When meeting in person with a prospect for the first time, the first 4 seconds is EVERYTHING!!!
In business, rapport is yet another crucial piece of the puzzle of success. It is a strategy where you share common interests, build trust, whilst establishing or developing a friendship.
Yeah, we salespeople are energetic, positive, enthusiastic, and outgoing type. But this does not mean that every prospect will like us right off the bat. That’s why we need to develop this skill to become someone who has a knack for connecting with clients even over the phone. The key is to establish trust, and create a sense of understanding while talking to our clients. Building rapport creates a common bond in order for us take a lead in our conversation. We’d be able to easily persuade our prospects to the direction that we want.
You might argue that this is somewhat innate or a natural gift – it’s either you’re born to be someone who can build rapport with any people or you cannot. This ain’t true. You can develop this skill naturally, nurture and even improve it, just as you can with any other skill.
So what is this rapid rapport system, and how can you apply it in your cold calling strategy? We’ll discuss more about it in this chapter.
The Rapid Rapport System
Polish Your Communication Skills
Remember, your communication skills are a huge factor. Your ability to communicate effectively with your prospect is critical. You must know how to effectively convey your thoughts via phone. It also depends on how you execute your selling techniques and your desire to achieve your goal – to close the deal.
Research Your Prospect Before the Sales Call
Investing some time to research about your prospect is a good practice. Try to learn about your prospect’s priorities, goals, even objectives. By doing so, you can personalize your sales pitch to your prospect, and you’ll have higher chances of capturing his interest. And hopefully, you’d be able to close the deal.
Start by checking his and/or company’s website and social media profiles (Linkedin, Twitter, Facebook, Quora, etc.). You should also check the company’s press and media, financial statement, Angelist, Product Hunt, Crunchbase, or Yelp profiles.
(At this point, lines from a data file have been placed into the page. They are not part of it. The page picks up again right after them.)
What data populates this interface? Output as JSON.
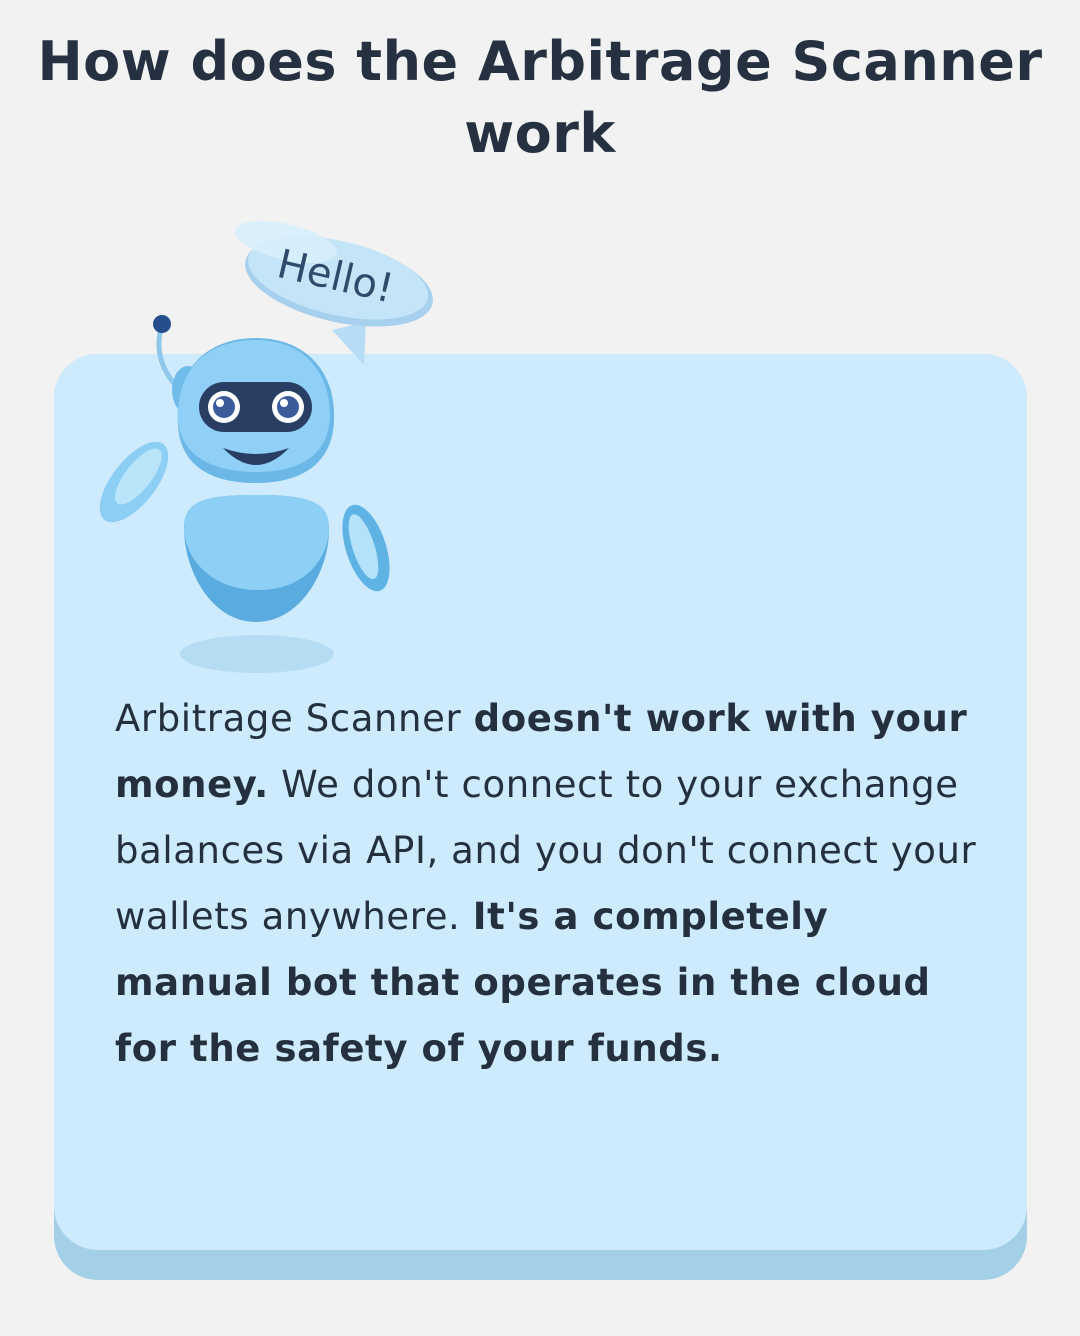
{
  "page": {
    "title": "How does the Arbitrage Scanner work"
  },
  "illustration": {
    "speech_bubble": "Hello!",
    "icon": "robot-mascot-icon"
  },
  "card": {
    "text_1": "Arbitrage Scanner ",
    "text_2_bold": "doesn't work with your money.",
    "text_3": " We don't connect to your exchange balances via API, and you don't connect your wallets anywhere. ",
    "text_4_bold": "It's a completely manual bot that operates in the cloud for the safety of your funds."
  },
  "colors": {
    "background": "#f2f2f2",
    "card": "#cdebfc",
    "card_shadow": "#a3cfe7",
    "robot": "#8fd0f5",
    "text": "#24303d"
  }
}
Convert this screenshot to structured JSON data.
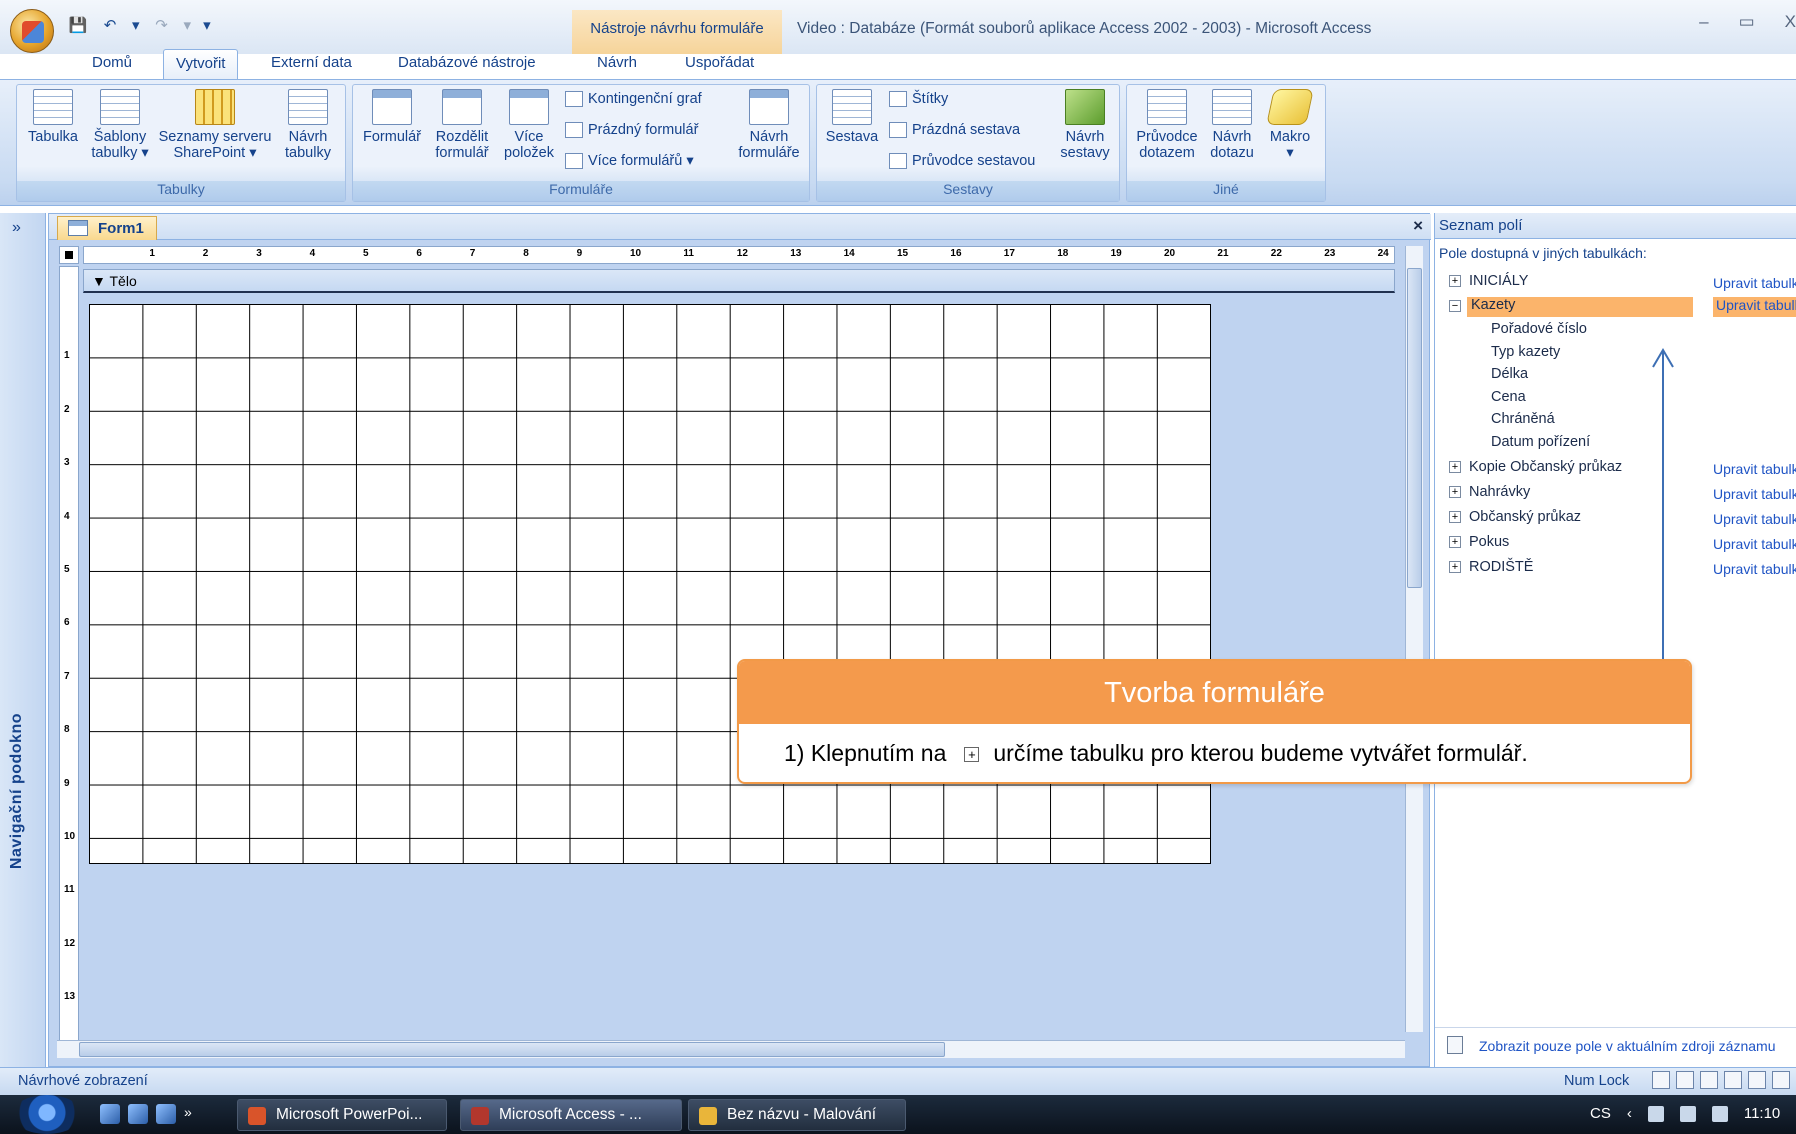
{
  "window": {
    "title": "Video : Databáze (Formát souborů aplikace Access 2002 - 2003) - Microsoft Access",
    "context_tools": "Nástroje návrhu formuláře",
    "controls": {
      "minimize": "–",
      "restore": "▭",
      "close": "X"
    }
  },
  "quick_access": {
    "save": "💾",
    "undo": "↶",
    "undo_dd": "▾",
    "redo": "↷",
    "redo_dd": "▾",
    "customize": "▾"
  },
  "tabs": [
    "Domů",
    "Vytvořit",
    "Externí data",
    "Databázové nástroje",
    "Návrh",
    "Uspořádat"
  ],
  "active_tab": "Vytvořit",
  "ribbon": {
    "groups": {
      "tables": "Tabulky",
      "forms": "Formuláře",
      "reports": "Sestavy",
      "other": "Jiné"
    },
    "tables": {
      "tabulka": "Tabulka",
      "sablony": [
        "Šablony",
        "tabulky ▾"
      ],
      "seznamy": [
        "Seznamy serveru",
        "SharePoint ▾"
      ],
      "navrh_tabulky": [
        "Návrh",
        "tabulky"
      ]
    },
    "forms": {
      "formular": "Formulář",
      "rozdelit": [
        "Rozdělit",
        "formulář"
      ],
      "vice_polozek": [
        "Více",
        "položek"
      ],
      "kontingencni_graf": "Kontingenční graf",
      "prazdny_formular": "Prázdný formulář",
      "vice_formularu": "Více formulářů ▾",
      "navrh_formulare": [
        "Návrh",
        "formuláře"
      ]
    },
    "reports": {
      "sestava": "Sestava",
      "stitky": "Štítky",
      "prazdna_sestava": "Prázdná sestava",
      "pruvodce_sestavou": "Průvodce sestavou",
      "navrh_sestavy": [
        "Návrh",
        "sestavy"
      ]
    },
    "other": {
      "pruvodce_dotazem": [
        "Průvodce",
        "dotazem"
      ],
      "navrh_dotazu": [
        "Návrh",
        "dotazu"
      ],
      "makro": [
        "Makro",
        "▾"
      ]
    }
  },
  "nav_pane": {
    "label": "Navigační podokno",
    "toggle": "»"
  },
  "document": {
    "tab_label": "Form1",
    "close": "×",
    "section_label": "Tělo",
    "ruler_h": [
      "1",
      "2",
      "3",
      "4",
      "5",
      "6",
      "7",
      "8",
      "9",
      "10",
      "11",
      "12",
      "13",
      "14",
      "15",
      "16",
      "17",
      "18",
      "19",
      "20",
      "21",
      "22",
      "23",
      "24"
    ],
    "ruler_v": [
      "1",
      "2",
      "3",
      "4",
      "5",
      "6",
      "7",
      "8",
      "9",
      "10",
      "11",
      "12",
      "13"
    ]
  },
  "field_list": {
    "title": "Seznam polí",
    "close": "×",
    "subtitle": "Pole dostupná v jiných tabulkách:",
    "edit_label": "Upravit tabulku",
    "tables": [
      {
        "name": "INICIÁLY",
        "expanded": false
      },
      {
        "name": "Kazety",
        "expanded": true
      },
      {
        "name": "Kopie Občanský průkaz",
        "expanded": false
      },
      {
        "name": "Nahrávky",
        "expanded": false
      },
      {
        "name": "Občanský průkaz",
        "expanded": false
      },
      {
        "name": "Pokus",
        "expanded": false
      },
      {
        "name": "RODIŠTĚ",
        "expanded": false
      }
    ],
    "kazety_fields": [
      "Pořadové číslo",
      "Typ kazety",
      "Délka",
      "Cena",
      "Chráněná",
      "Datum pořízení"
    ],
    "footer": "Zobrazit pouze pole v aktuálním zdroji záznamu"
  },
  "callout": {
    "title": "Tvorba formuláře",
    "body_before": "1) Klepnutím na",
    "body_after": "určíme tabulku pro  kterou budeme vytvářet formulář."
  },
  "statusbar": {
    "left": "Návrhové zobrazení",
    "numlock": "Num Lock"
  },
  "taskbar": {
    "quicklaunch_more": "»",
    "tasks": [
      "Microsoft PowerPoi...",
      "Microsoft Access - ...",
      "Bez názvu - Malování"
    ],
    "language": "CS",
    "tray_arrow": "‹",
    "clock": "11:10"
  },
  "colors": {
    "accent_orange": "#f49a4c",
    "ribbon_blue": "#c9dbf2",
    "text_blue": "#15428b"
  }
}
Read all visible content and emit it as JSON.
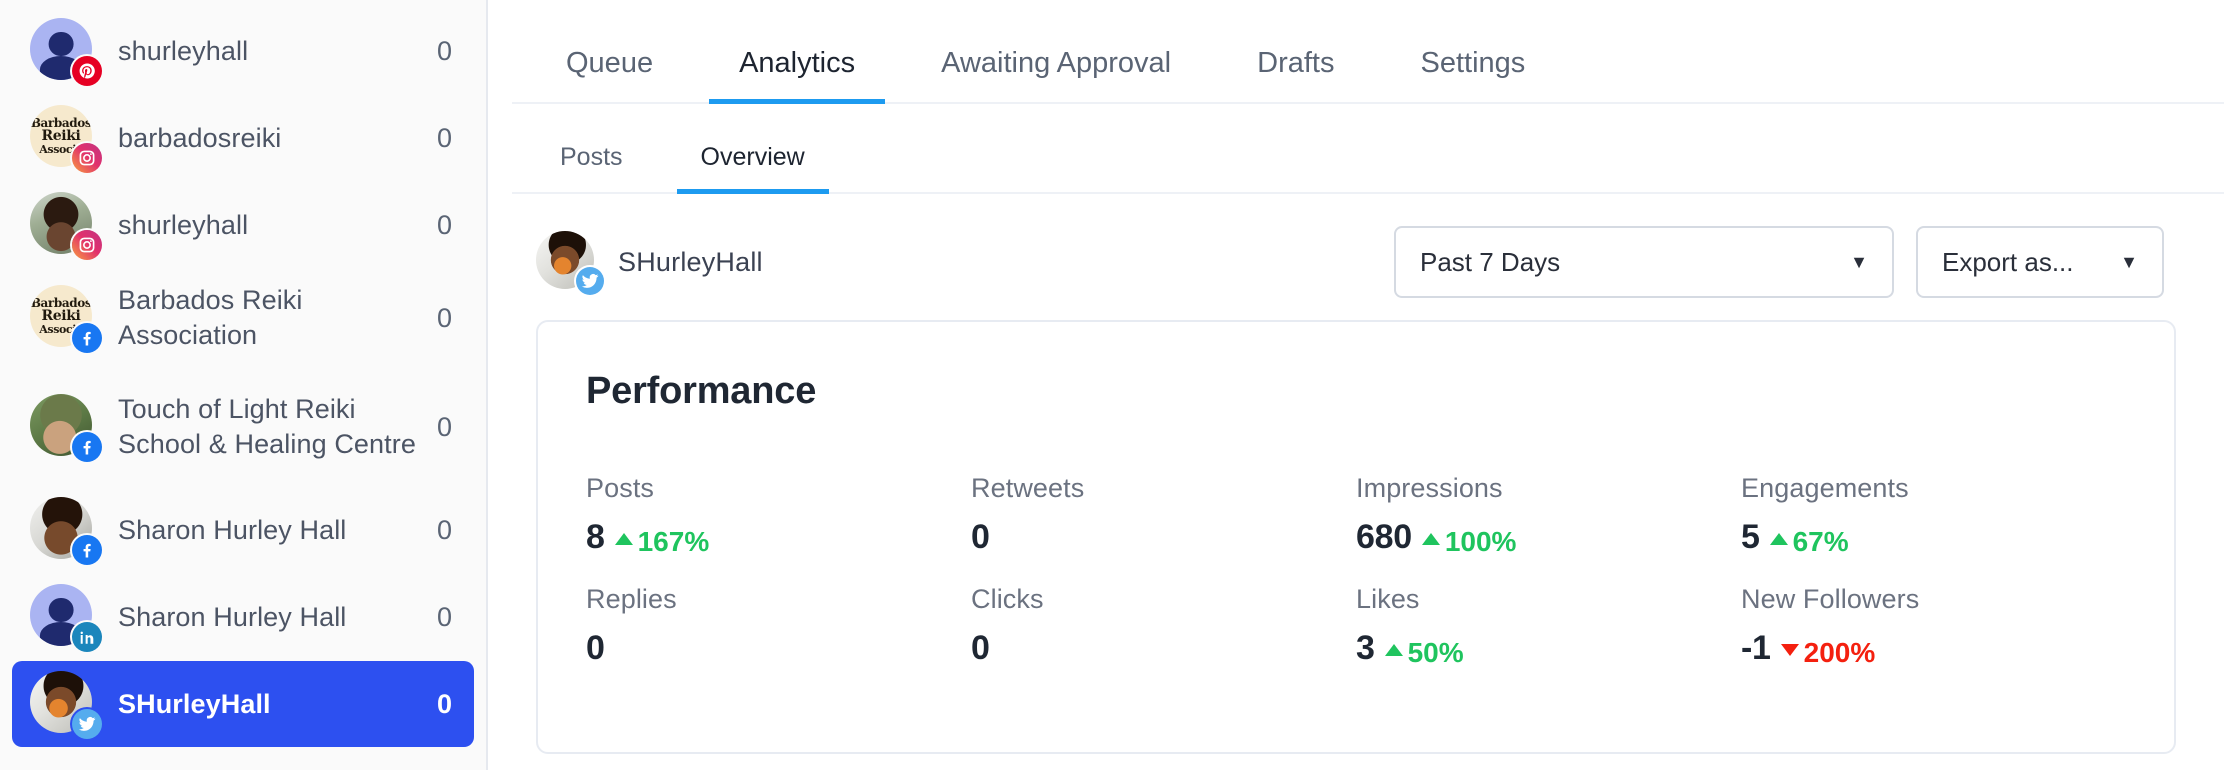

You might want to check your prospect’s competitors. By doing so, you’d be able to see and understand your client’s challenges and goals. The key here is to identify what your client does well, and then use it as a source of compliments. And if you found some areas where your client’s competitor(s) are doing better, provide some suggestions for growth opportunity that your offering can provide.
List down all important information and keep an eye out for mutual friends or acquaintances that you can use as your reference on your call. Look for areas of opportunities that align your product offering with your client’s needs. It’s a sure fire conversation starter, believe me. Not only that, it will also give an impression to your client that you did your homework which is proven to motivate a person to help you in return.
Find Common Ground
In business, sales, or marketing, you have to remember the following:
– your client or prospect has various options when choosing a business partner, product, or service
– your prospect is more likely to deal with someone they have a connection with.
That’s why it’s important for us to develop positive relationships with our future and our existing clients.
Remember, “customer or client relations” is the catalyst for success. No wonder, we do business with someone or a company we like and trust. Finding common ground, is the easiest thing to achieve this. How?
First tip is to make them feel valued. Yeah, professionalism is important, but it’s as important to take some time to talk with customers; to ask them how their business is doing, and comment on important things that are happening around in his industry.
Tip number 2 is to listen to your client. Never forget – your main priority is to get to know them. Pick up on your client’s interests and business priorities. Then, establish commonalities to spice up the conversation and allow it develop into something beyond business. And before you know it, you already established a good relationship with your client.
Finally, be sincere. Don’t be someone who agrees to almost about everything. Your client can tell or feel if he’s being taken for a ride. Be the real you. Remember, hard work, perseverance, integrity, and passion got your business to where it is today. Allow this to come through in your sales call, and you’d be able to build a positive relationship with your client before you know it.
Get and Stay Motivated!
Motivate yourself before calling your client is a good strategy to adopt. Just so you know, it takes the first few minutes of your sales call to get focused, so make use of your sales arsenal onset of the call to increases your chances of closing the deal. Talking to your client in a professional manner really helps, but don’t forget to have a little fun or read some sales motivation quotes before you call your prospect – this can help you get energized.
Intimately Understand What You’re Selling
Avoid missing the sale by intimately understanding your product. As a sales professional or as a seller, you must know all the ins and outs of your product, so you can answer all the questions from your prospect about your product or service.
Make sure to outline all the features and product information or review them beforehand. This will make you feel more relaxed and comfortable while talking to your prospect and you would be able to answer all your client’s questions in a jiffy.
Suspend Your Ego – Be Emphatic
To make that sale you must suspend your ego and show empathy to your prospect. You need to validate them unconditionally for who they are as a person – listen and make your conversation about what your client or what he’s going to gain from your product or service.
You need to understand them by putting yourself in their shoes (perceptual positions technique). You need to know what makes them tick, their likes, needs, wants, problems, by asking open-ended questions.